Lake County, California, is said to be known for a few things besides having the state’s largest freshwater contained lake—pear production, bird watching, wineries, recent meth lab busts and Glenn Neasham, the convicted insurance agent who thought, he claims, he was selling a good product to a competent senior.
In the wake of Neasham’s felony conviction for theft, a jail sentence to go along with it, and his ongoing legal battle to get that conviction overturned, financial advisors and insurance agents are wondering if they might also fall into the same legal hole that Neasham cannot seem to escape. While the chances are slim for a replication of all of the factors and personalities in Neasham’s case to reassemble themselves elsewhere, there is no safe harbor in current law to prevent a jail sentence for an agent who sells an annuity to a customer who may turn out to have dementia or Alzheimer’s at the time of the sale.
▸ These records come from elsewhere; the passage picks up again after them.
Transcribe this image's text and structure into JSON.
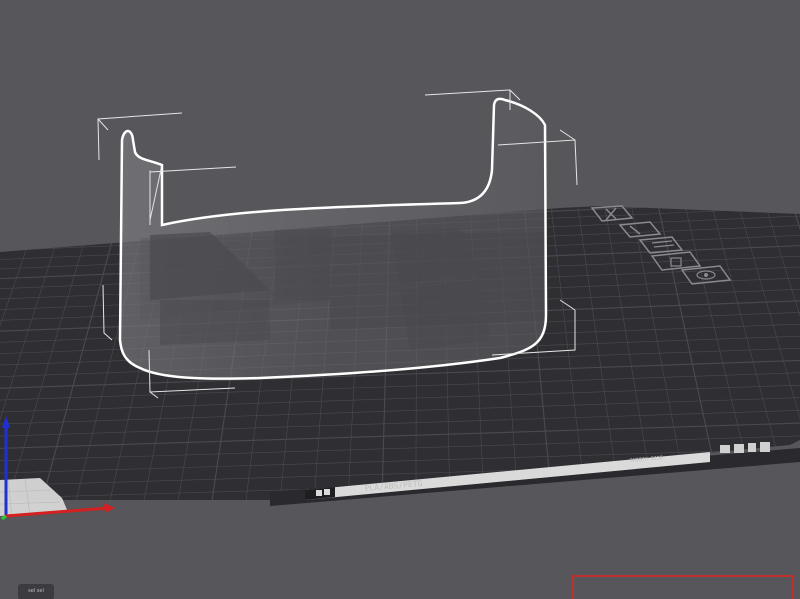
{
  "scene": {
    "background": "#56565b",
    "bed_color": "#2f2f33",
    "grid_color": "#4a4a50",
    "object_outline_color": "#ffffff",
    "selection_box_color": "#e6e6e6",
    "highlight_color": "#c0302b"
  },
  "bed": {
    "material_label": "PLA/ABS/PETG",
    "surface_label": "SMOOTH SIDE"
  },
  "bed_icons": [
    {
      "name": "close-icon"
    },
    {
      "name": "tools-icon"
    },
    {
      "name": "layers-icon"
    },
    {
      "name": "lock-icon"
    },
    {
      "name": "eye-icon"
    }
  ],
  "axes": {
    "x_color": "#d42020",
    "y_color": "#2ecc2e",
    "z_color": "#2030d4"
  },
  "corner_tag": {
    "label": "sel sel"
  }
}
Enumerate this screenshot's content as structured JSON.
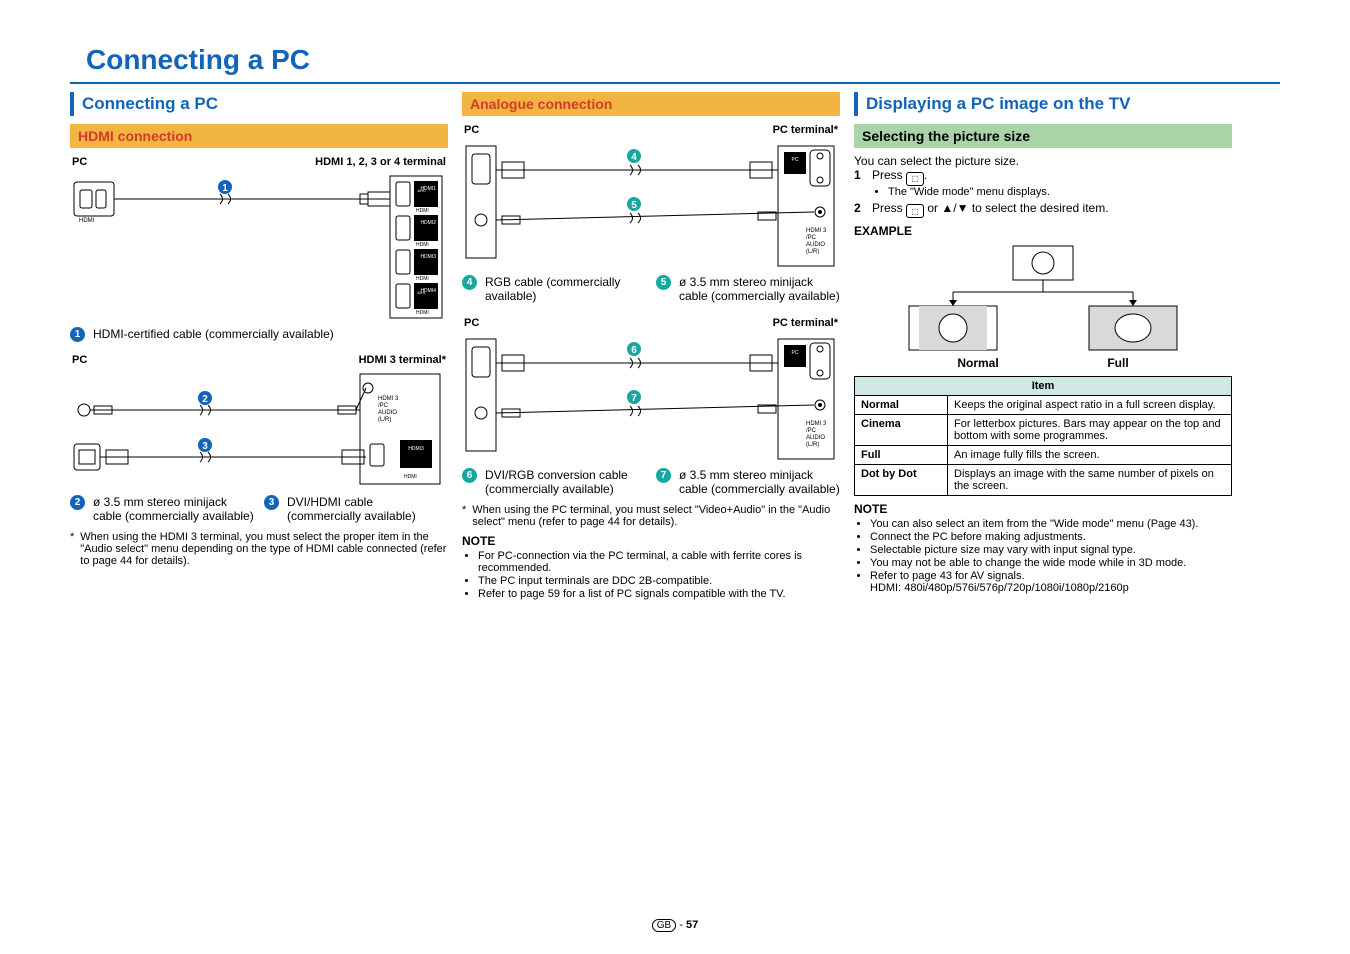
{
  "page": {
    "title": "Connecting a PC",
    "region": "GB",
    "number": "57"
  },
  "col1": {
    "heading": "Connecting a PC",
    "hdmi_band": "HDMI connection",
    "d1": {
      "left": "PC",
      "right": "HDMI 1, 2, 3 or 4 terminal"
    },
    "legend1": "HDMI-certified cable (commercially available)",
    "d2": {
      "left": "PC",
      "right": "HDMI 3 terminal*"
    },
    "legend2": "ø 3.5 mm stereo minijack cable (commercially available)",
    "legend3": "DVI/HDMI cable (commercially available)",
    "footnote": "When using the HDMI 3 terminal, you must select the proper item in the \"Audio select\" menu depending on the type of HDMI cable connected (refer to page 44 for details)."
  },
  "col2": {
    "band": "Analogue connection",
    "d1": {
      "left": "PC",
      "right": "PC terminal*"
    },
    "legend4": "RGB cable (commercially available)",
    "legend5": "ø 3.5 mm stereo minijack cable (commercially available)",
    "d2": {
      "left": "PC",
      "right": "PC terminal*"
    },
    "legend6": "DVI/RGB conversion cable (commercially available)",
    "legend7": "ø 3.5 mm stereo minijack cable (commercially available)",
    "footnote": "When using the PC terminal, you must select \"Video+Audio\" in the \"Audio select\" menu (refer to page 44 for details).",
    "note_head": "NOTE",
    "notes": [
      "For PC-connection via the PC terminal, a cable with ferrite cores is recommended.",
      "The PC input terminals are DDC 2B-compatible.",
      "Refer to page 59 for a list of PC signals compatible with the TV."
    ]
  },
  "col3": {
    "heading": "Displaying a PC image on the TV",
    "green": "Selecting the picture size",
    "intro": "You can select the picture size.",
    "step1a": "Press ",
    "step1b": ".",
    "step1_sub": "The \"Wide mode\" menu displays.",
    "step2a": "Press ",
    "step2b": " or ",
    "step2c": " to select the desired item.",
    "example_head": "EXAMPLE",
    "ex_normal": "Normal",
    "ex_full": "Full",
    "table_head": "Item",
    "rows": [
      {
        "k": "Normal",
        "v": "Keeps the original aspect ratio in a full screen display."
      },
      {
        "k": "Cinema",
        "v": "For letterbox pictures. Bars may appear on the top and bottom with some programmes."
      },
      {
        "k": "Full",
        "v": "An image fully fills the screen."
      },
      {
        "k": "Dot by Dot",
        "v": "Displays an image with the same number of pixels on the screen."
      }
    ],
    "note_head": "NOTE",
    "notes": [
      "You can also select an item from the \"Wide mode\" menu (Page 43).",
      "Connect the PC before making adjustments.",
      "Selectable picture size may vary with input signal type.",
      "You may not be able to change the wide mode while in 3D mode.",
      "Refer to page 43 for AV signals.\nHDMI: 480i/480p/576i/576p/720p/1080i/1080p/2160p"
    ]
  }
}
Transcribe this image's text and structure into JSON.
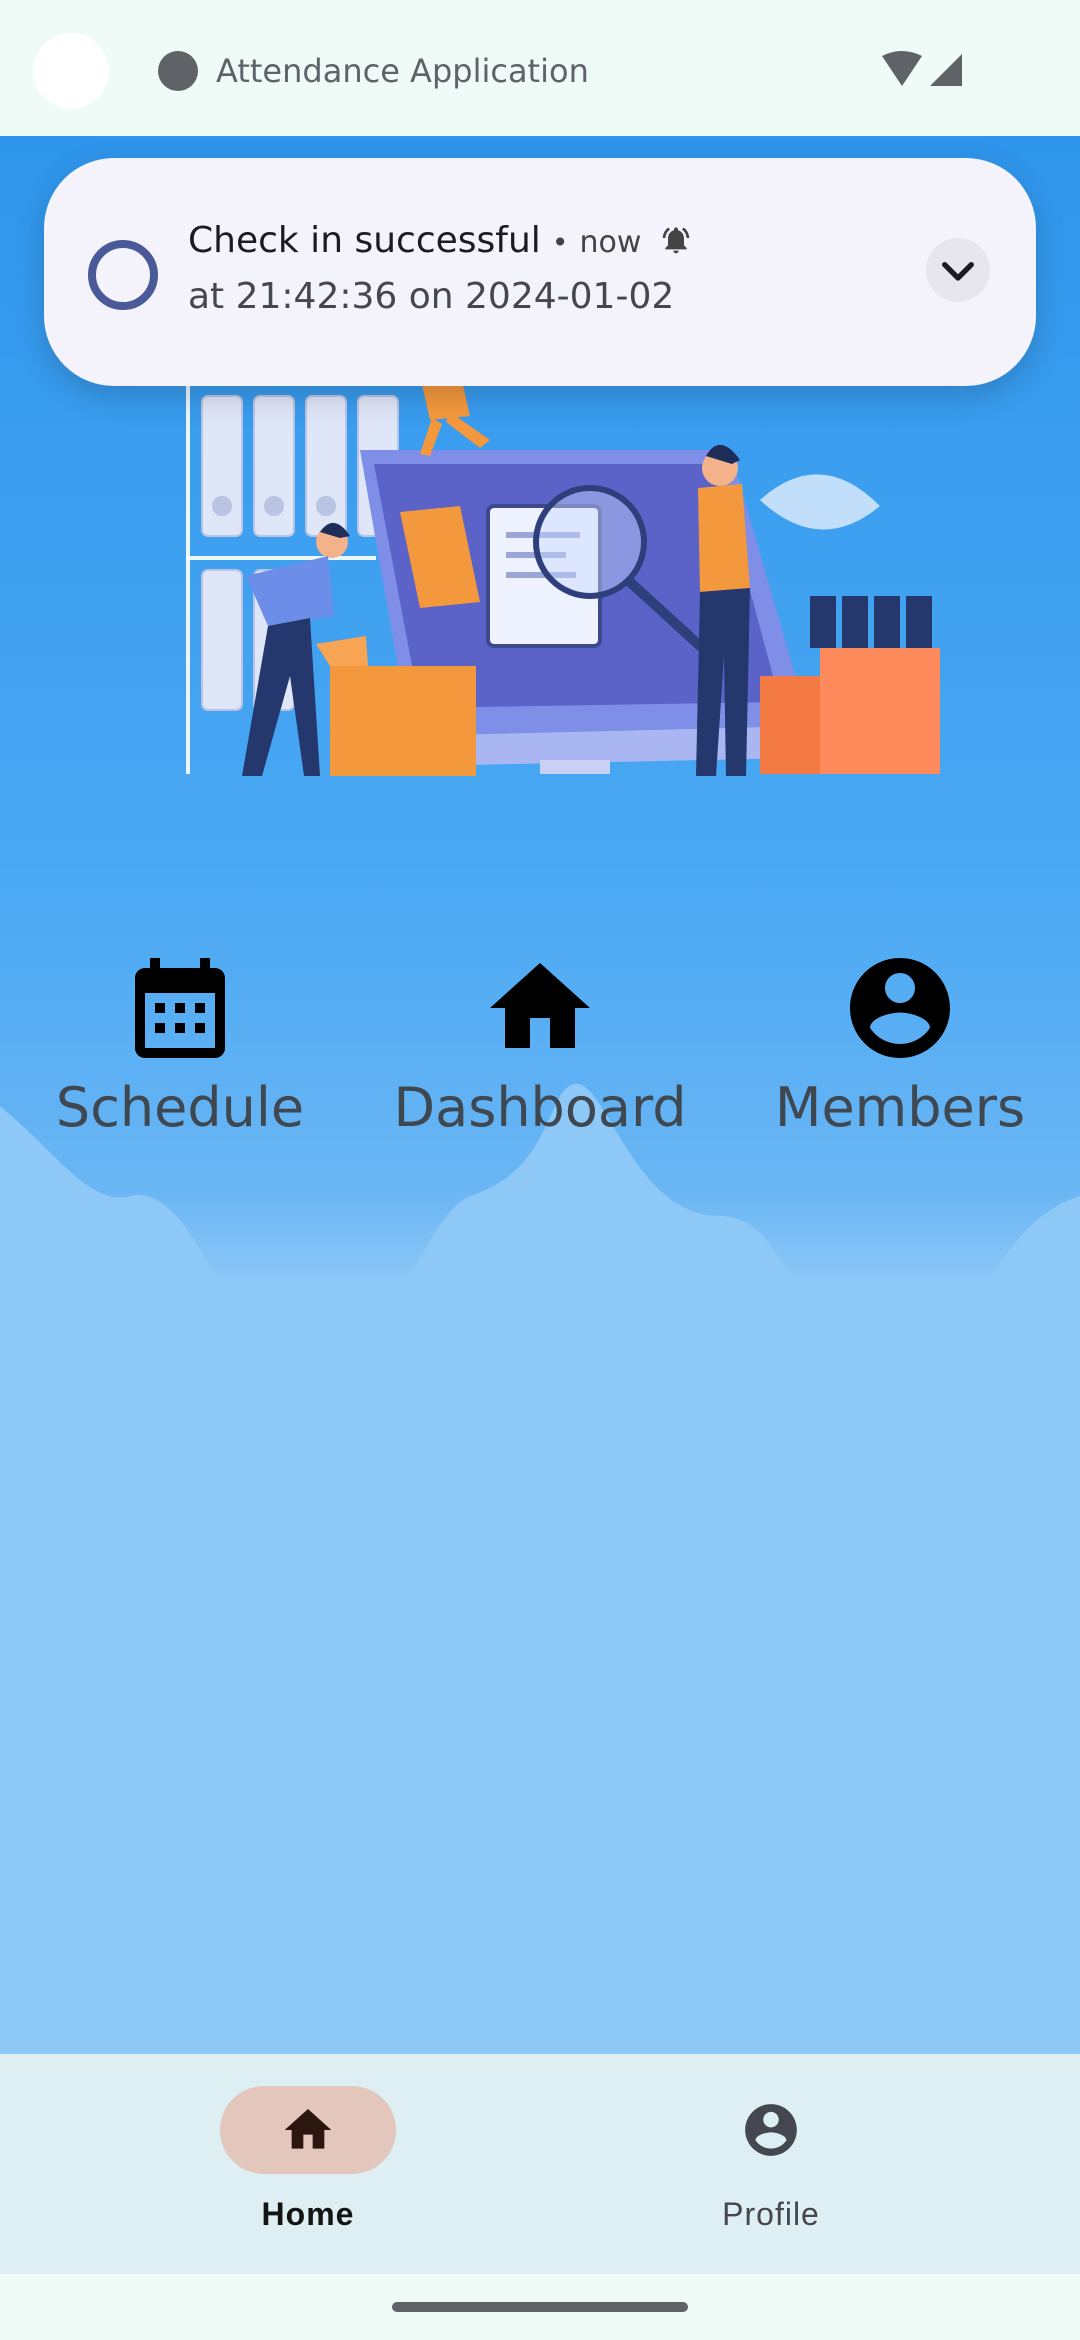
{
  "status_bar": {
    "title": "Attendance Application"
  },
  "notification": {
    "title": "Check in successful",
    "separator": "•",
    "time": "now",
    "body": "at 21:42:36 on 2024-01-02"
  },
  "menu": {
    "items": [
      {
        "label": "Schedule",
        "icon": "calendar-icon"
      },
      {
        "label": "Dashboard",
        "icon": "home-icon"
      },
      {
        "label": "Members",
        "icon": "account-circle-icon"
      }
    ]
  },
  "bottom_nav": {
    "items": [
      {
        "label": "Home",
        "icon": "home-icon",
        "active": true
      },
      {
        "label": "Profile",
        "icon": "account-circle-icon",
        "active": false
      }
    ]
  },
  "colors": {
    "primary_blue": "#2e95ec",
    "light_blue": "#8ec8f7",
    "nav_background": "#ddeff2",
    "active_pill": "#e3c7bd",
    "notification_ring": "#4a5a98"
  }
}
Put another way, this time from an unofficial statement from 2012 by the chair and vice chair of the NAIC’s Life Insurance and Annuity Committee, “an insurer shall maintain reasonable procedures to detect recommendations that are not suitable. This may include, but is not limited to, confirmation of consumer suitability information, systematic customer surveys, interviews, confirmation letters and programs of internal monitoring.”
The NAIC Suitability of Annuity Transactions Model Regulation, however, is not required to become law in each state under Section 989J of the Dodd Frank Wall Street Reform and Consumer Protection Act until June 16, 2013. Moreover, violation of suitability laws does not appear to trip any felony statute. According to the model regulation’s summary, a violation “may result in an insurer, general agency, independent agency or insurance producers being ordered to take reasonably appropriate corrective action for any consumer harmed by the violation.”
While the NAIC has done much work on suitability, it does not seem to have plans to pursue this issue. It appears that neither the NAIC’s Life Committee or the Market Conduct Committee are working on it. It has been suggested that some feel it would not be appropriate for regulators to develop standards regarding mental competency, since that would require a professional medical opinion. Diagnostic services are indeed a whole other ball of wax, and requires, besides a degree, much more liability coverage. At least for now, the regulators' focus will continue to be on suitability and unfair trade practice standards.
However, the fact that the strengthened model law covers annual income, financial situation and needs, objectives and intended use of the annuity, there would appear to be all of the ingredients for at least a cursory test of mental acuity at the point of sale. “In a discussion with a client of all of these matters, I think it is going to be pretty apparent if there is impairment in having this conversation that would give an adviser cause to say, ‘Gee, I can’t get this information that I need,’” said Ron Panneton, National Association of Insurance and Financial Advisors (NAIFA) senior counsel.
“More prosecutions, especially with state resources right now, are probably not happening, she said. Abelson mentioned looking into larceny cases under the false pretense law, or theft by false pretenses.
Lake County, California is also a unique place.
Also, Robert Miller, M.S., M.A., president of NAIFA, said in New York State, his neck of the woods, nothing is brewing, nor has he heard of anything in the works.
“Obviously New York is a very regulatory — I am sure it has registered there. I think anyone in the financial services has a target on their back in this environment,” Miller warned.
However, there are senior suitability protections already provided for in Florida law. Yet an effort to make it a felony to deceive seniors with an unsuitable annuity product failed in the legislature in 2008 as part of the John and Patricia Seibel Law enactment from June 2008.
The Act was named after a Venice, Florida couple in their 80s, who were sold $600,000 worth of annuities that could not be touched without large penalties for 15 years.